[[ STUDY MATERIAL open ]]
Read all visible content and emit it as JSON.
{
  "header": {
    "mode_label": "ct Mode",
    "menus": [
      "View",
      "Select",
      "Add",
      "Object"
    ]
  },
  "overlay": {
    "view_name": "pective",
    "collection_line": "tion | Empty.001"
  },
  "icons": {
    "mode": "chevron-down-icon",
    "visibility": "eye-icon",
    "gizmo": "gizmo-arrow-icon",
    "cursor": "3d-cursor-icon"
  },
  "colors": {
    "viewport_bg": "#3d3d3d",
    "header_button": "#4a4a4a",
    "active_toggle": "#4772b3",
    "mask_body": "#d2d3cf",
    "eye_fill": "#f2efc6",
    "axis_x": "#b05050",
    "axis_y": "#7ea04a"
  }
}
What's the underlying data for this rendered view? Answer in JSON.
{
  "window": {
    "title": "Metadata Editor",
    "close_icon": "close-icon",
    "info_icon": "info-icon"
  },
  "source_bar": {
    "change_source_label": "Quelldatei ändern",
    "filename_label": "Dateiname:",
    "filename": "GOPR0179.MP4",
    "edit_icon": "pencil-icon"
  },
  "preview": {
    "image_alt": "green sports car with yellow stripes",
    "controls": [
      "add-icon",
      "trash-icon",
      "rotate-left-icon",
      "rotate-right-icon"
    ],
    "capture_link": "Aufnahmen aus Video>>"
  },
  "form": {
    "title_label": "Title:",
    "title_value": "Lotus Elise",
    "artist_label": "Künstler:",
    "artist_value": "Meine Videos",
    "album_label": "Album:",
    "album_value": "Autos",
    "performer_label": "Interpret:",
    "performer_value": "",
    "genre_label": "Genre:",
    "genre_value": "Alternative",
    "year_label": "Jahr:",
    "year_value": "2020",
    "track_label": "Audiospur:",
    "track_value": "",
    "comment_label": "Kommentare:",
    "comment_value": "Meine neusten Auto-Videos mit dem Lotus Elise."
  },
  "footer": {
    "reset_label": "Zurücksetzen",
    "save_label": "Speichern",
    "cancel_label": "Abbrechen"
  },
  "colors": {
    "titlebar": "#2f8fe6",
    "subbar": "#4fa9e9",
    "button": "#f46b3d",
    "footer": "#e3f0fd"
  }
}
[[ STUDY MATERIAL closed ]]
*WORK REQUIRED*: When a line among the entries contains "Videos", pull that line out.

*RESULT OF THIS EXERCISE*:
    "artist_value": "Meine Videos",
    "comment_value": "Meine neusten Auto-Videos mit dem Lotus Elise."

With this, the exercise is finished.